WORK ORDER:
Show each line from the listing that includes the word "material".
(GIVEN RECORDS begins)
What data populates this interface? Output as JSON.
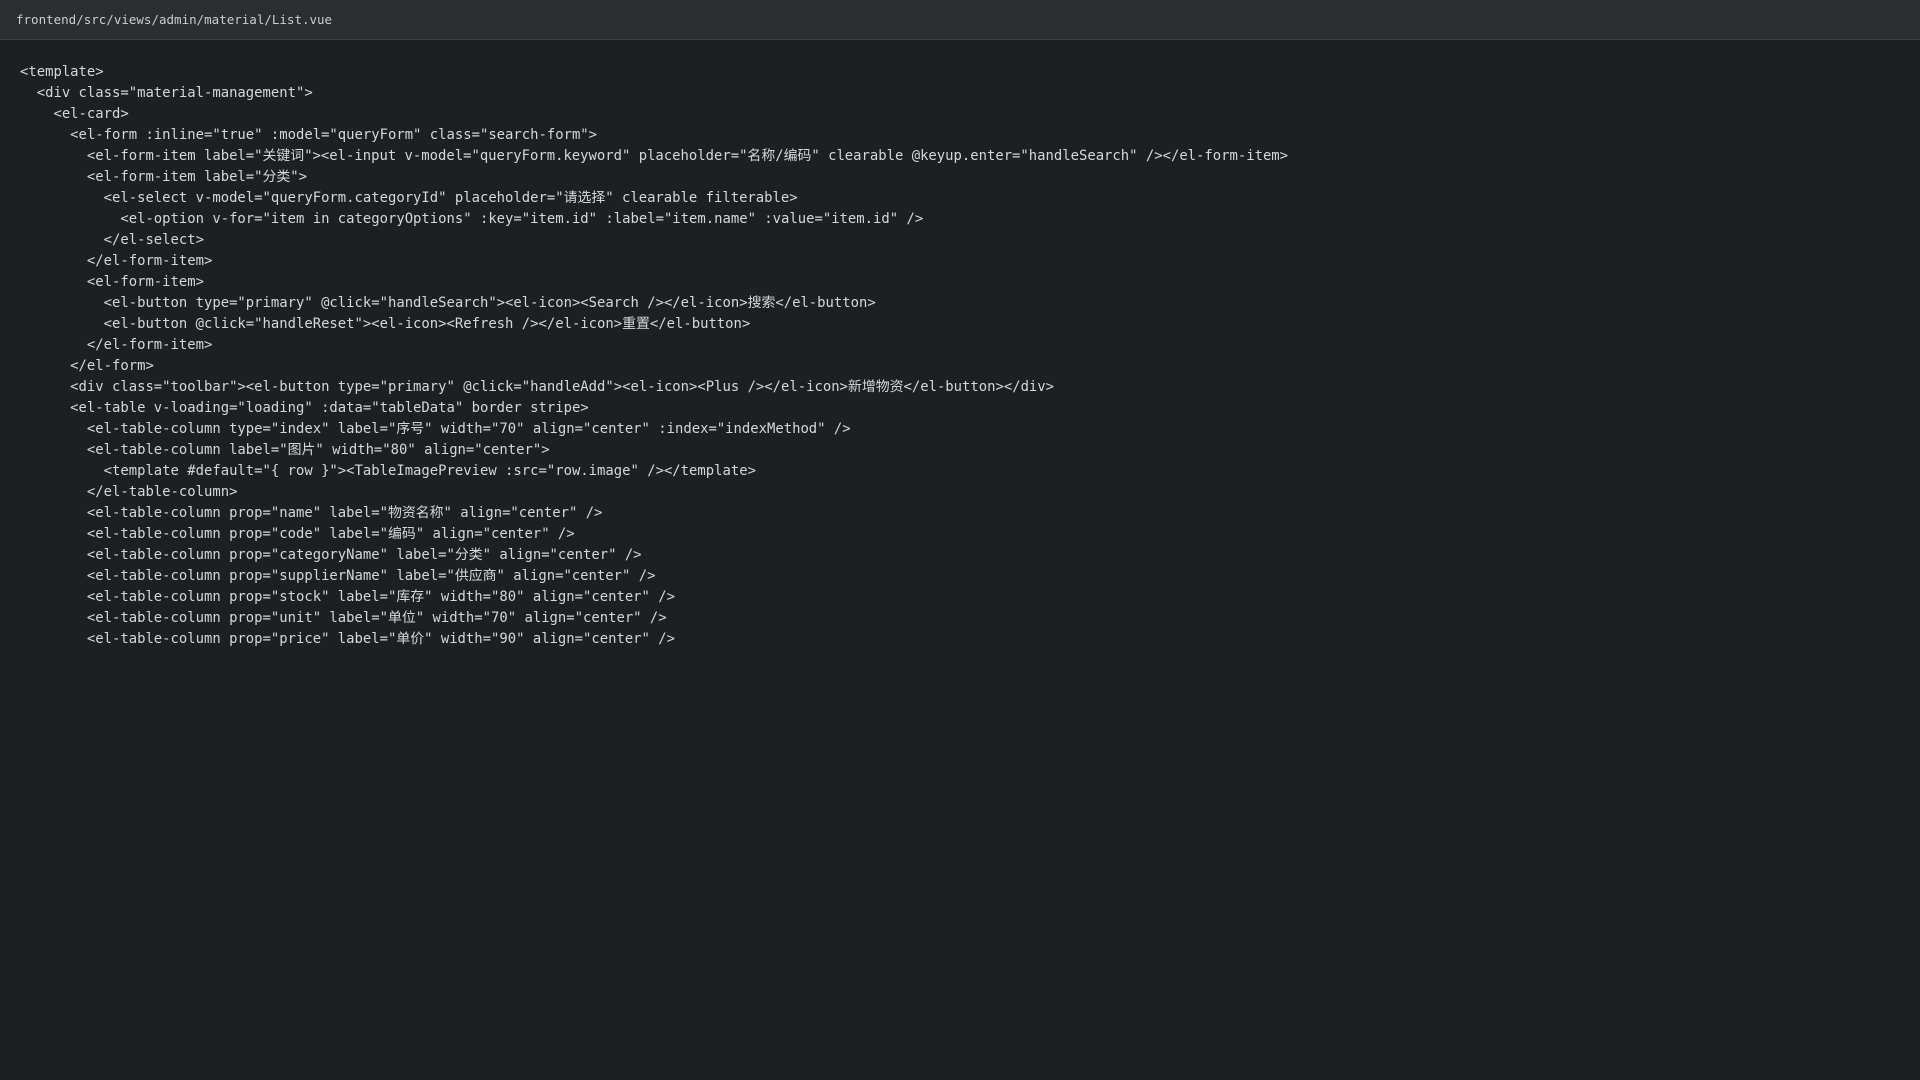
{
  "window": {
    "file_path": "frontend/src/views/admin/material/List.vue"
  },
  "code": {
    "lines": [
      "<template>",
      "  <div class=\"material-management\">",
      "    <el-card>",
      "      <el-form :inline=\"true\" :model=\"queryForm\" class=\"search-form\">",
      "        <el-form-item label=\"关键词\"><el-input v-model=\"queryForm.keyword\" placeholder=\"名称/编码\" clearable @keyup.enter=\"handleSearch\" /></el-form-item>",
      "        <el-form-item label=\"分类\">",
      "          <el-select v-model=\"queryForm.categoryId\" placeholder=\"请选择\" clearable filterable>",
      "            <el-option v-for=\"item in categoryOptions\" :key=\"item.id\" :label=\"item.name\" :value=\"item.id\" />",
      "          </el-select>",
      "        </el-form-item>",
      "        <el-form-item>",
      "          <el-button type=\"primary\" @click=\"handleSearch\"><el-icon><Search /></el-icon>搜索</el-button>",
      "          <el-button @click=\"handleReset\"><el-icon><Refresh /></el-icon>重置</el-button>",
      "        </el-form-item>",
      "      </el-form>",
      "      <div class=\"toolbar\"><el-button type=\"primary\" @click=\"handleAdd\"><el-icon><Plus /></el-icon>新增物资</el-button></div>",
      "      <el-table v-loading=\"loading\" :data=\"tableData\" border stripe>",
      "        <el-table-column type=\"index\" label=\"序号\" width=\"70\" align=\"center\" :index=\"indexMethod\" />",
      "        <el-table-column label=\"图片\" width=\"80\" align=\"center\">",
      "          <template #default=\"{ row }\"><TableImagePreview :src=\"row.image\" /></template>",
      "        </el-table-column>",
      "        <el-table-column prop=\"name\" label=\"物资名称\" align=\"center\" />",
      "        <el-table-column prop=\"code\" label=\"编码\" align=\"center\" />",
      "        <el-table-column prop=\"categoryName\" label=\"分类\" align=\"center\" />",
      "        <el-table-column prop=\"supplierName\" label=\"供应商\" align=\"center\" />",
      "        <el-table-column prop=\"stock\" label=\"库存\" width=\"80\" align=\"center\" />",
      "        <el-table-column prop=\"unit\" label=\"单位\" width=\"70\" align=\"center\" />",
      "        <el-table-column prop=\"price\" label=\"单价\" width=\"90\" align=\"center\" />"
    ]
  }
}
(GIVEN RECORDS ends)
RESPONSE AREA:
    "file_path": "frontend/src/views/admin/material/List.vue"
      "  <div class=\"material-management\">",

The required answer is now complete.